Hepatitis B (formerly known as serum hepatitis) is a liver disease caused by a virus. The disease is fairly common. Hepatitis B virus can be found in the blood and, to a lesser extent, saliva, semen and other body fluids of an infected person. It is spread by direct contact with infected body fluids, usually by needle stick injury or sexual contact. Hepatitis B virus is not spread by casual contact. Childhood immunization is recommended.
In 2015, Oregon published its first viral hepatitis epidemiologic profile - Viral Hepatitis in Oregon (pdf) - in collaboration with an advisory group that included other OHA programs and state agencies, local health departments, academic partners, health systems, community-based agencies and community members. The goals of the report are to increase public and professional awareness of screening recommendations for treatment of HCV; provide useful data to local health departments, other state agencies, and health care providers and systems for planning purposes; and inform policies for viral Hepatitis prevention and care.

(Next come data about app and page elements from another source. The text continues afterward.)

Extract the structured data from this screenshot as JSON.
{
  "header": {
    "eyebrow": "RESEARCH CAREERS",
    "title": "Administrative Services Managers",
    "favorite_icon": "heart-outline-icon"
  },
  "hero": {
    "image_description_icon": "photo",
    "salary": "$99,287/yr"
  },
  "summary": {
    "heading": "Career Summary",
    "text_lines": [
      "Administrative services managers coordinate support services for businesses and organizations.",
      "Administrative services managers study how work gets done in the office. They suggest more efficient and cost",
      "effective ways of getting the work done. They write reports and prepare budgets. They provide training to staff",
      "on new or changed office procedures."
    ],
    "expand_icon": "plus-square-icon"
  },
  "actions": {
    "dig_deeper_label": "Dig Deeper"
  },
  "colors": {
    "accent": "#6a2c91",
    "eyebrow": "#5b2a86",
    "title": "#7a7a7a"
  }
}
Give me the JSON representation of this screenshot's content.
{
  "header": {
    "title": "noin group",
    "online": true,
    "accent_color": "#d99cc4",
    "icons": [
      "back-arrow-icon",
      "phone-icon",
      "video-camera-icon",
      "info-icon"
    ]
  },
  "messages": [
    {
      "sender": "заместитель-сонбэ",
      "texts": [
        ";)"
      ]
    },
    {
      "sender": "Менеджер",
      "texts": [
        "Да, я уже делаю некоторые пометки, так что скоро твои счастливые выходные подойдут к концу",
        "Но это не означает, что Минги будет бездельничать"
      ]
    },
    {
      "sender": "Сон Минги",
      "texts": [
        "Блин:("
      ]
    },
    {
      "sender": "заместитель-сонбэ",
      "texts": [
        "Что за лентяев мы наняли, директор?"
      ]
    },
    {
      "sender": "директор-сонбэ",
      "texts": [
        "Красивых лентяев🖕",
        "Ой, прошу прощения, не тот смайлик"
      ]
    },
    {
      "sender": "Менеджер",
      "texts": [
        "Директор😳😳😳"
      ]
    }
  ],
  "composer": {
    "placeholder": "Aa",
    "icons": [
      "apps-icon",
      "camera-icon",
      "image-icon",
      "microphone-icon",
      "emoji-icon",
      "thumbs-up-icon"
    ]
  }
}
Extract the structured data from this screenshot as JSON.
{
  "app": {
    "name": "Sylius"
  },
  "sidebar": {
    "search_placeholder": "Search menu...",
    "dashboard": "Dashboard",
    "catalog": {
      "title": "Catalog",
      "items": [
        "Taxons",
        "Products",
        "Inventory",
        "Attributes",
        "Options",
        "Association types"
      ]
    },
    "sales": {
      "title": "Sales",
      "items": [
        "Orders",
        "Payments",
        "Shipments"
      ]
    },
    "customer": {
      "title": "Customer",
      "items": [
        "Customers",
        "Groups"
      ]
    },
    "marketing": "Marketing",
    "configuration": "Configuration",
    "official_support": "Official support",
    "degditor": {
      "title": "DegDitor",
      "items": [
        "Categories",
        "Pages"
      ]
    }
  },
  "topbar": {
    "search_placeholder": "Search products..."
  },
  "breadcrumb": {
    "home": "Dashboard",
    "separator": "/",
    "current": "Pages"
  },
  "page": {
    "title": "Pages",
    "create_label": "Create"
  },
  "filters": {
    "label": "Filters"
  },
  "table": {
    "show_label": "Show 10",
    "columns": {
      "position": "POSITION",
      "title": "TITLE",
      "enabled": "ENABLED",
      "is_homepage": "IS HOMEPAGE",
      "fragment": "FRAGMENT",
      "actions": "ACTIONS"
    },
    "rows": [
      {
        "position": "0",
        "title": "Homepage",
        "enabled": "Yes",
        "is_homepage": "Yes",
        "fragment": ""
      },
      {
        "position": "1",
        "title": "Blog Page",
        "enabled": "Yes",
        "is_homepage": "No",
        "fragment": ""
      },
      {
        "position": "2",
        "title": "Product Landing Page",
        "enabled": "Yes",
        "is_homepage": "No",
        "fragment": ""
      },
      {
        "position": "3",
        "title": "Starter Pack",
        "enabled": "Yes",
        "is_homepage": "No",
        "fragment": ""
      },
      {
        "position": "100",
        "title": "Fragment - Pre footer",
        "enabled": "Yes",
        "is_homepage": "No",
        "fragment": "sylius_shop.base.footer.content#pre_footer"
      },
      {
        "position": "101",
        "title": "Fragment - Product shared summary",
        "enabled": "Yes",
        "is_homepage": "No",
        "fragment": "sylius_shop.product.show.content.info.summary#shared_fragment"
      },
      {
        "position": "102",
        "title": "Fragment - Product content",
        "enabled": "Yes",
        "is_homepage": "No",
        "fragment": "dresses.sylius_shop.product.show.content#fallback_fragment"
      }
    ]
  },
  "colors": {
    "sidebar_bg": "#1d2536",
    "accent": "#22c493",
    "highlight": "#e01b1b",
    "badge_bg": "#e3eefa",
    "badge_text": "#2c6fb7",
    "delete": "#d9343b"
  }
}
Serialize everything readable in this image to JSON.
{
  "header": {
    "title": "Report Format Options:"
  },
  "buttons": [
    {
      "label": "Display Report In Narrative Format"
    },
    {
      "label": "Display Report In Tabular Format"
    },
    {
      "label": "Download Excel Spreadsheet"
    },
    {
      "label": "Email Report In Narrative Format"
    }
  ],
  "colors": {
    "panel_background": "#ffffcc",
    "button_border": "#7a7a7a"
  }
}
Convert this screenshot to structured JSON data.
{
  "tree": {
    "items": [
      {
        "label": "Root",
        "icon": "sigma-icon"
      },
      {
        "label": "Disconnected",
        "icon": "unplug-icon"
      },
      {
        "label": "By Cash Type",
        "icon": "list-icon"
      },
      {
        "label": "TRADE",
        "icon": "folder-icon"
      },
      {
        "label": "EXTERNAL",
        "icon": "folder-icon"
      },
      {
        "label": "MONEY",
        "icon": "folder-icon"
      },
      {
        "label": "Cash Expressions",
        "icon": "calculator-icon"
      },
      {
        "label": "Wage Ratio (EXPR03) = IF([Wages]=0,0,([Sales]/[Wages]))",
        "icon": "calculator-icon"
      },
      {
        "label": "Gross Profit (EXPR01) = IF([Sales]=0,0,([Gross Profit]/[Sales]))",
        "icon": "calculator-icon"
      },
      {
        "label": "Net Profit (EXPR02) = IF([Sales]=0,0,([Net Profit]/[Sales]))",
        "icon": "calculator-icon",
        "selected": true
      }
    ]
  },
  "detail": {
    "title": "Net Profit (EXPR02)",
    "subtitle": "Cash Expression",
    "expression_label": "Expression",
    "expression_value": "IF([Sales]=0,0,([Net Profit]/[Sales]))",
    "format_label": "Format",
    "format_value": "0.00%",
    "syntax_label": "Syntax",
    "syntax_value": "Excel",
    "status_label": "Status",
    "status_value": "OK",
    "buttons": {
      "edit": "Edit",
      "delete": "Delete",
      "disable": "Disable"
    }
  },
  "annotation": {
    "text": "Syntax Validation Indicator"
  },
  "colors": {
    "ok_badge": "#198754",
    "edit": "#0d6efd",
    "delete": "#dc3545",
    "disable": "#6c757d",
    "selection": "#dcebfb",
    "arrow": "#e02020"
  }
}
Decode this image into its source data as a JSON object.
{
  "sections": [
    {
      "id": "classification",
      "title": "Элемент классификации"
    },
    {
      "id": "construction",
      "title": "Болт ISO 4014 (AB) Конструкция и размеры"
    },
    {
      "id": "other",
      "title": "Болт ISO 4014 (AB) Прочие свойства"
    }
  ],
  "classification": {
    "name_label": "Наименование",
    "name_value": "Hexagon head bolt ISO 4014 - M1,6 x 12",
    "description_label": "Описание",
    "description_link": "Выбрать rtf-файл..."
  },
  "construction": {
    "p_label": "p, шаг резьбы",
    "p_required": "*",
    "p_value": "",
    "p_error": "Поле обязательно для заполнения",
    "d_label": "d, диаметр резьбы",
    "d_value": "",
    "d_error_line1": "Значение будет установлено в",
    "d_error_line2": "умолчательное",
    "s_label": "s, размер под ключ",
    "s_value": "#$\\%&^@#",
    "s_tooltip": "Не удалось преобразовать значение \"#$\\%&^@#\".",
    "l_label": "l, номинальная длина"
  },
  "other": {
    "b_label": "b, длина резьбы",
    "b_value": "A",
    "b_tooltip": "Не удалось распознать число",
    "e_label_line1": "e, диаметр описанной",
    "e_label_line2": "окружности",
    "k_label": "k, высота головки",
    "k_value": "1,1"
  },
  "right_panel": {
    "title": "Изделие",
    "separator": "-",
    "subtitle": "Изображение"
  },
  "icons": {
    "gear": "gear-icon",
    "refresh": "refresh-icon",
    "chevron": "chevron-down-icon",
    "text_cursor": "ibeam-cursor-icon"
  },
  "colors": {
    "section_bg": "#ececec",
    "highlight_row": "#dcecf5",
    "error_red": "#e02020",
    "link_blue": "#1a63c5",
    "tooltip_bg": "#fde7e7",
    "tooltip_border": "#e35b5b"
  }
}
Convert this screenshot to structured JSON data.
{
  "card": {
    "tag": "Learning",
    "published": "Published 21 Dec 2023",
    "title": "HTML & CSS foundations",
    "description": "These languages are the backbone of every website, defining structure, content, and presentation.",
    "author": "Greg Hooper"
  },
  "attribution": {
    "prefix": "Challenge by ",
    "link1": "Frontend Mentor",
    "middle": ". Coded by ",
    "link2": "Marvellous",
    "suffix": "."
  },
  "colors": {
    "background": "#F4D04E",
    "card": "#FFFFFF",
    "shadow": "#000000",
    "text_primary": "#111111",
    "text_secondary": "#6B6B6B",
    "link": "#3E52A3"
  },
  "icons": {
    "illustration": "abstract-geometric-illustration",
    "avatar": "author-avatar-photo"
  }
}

What is required?
Health Care Providers and Clinical Laboratories
Health care providers and clinical laboratories are required by law to report cases and suspect cases of both acute and chronic Hepatitis B to local health departments within one working day of identification.
Children in the communicable stages of Hepatitis B may be excluded (OAR 333-019-0019) from attending school or day care if, in the opinion of the local health officer, the child poses an unusually high risk to other children (e.g., exhibits uncontrollable biting or spitting). If sufficient measures have been taken to prevent transmission, or the disease is no longer communicable, worksite, child-care and school restrictions can be removed (OAR 333-019-0014) by the local public health authority.
For Local Health Departments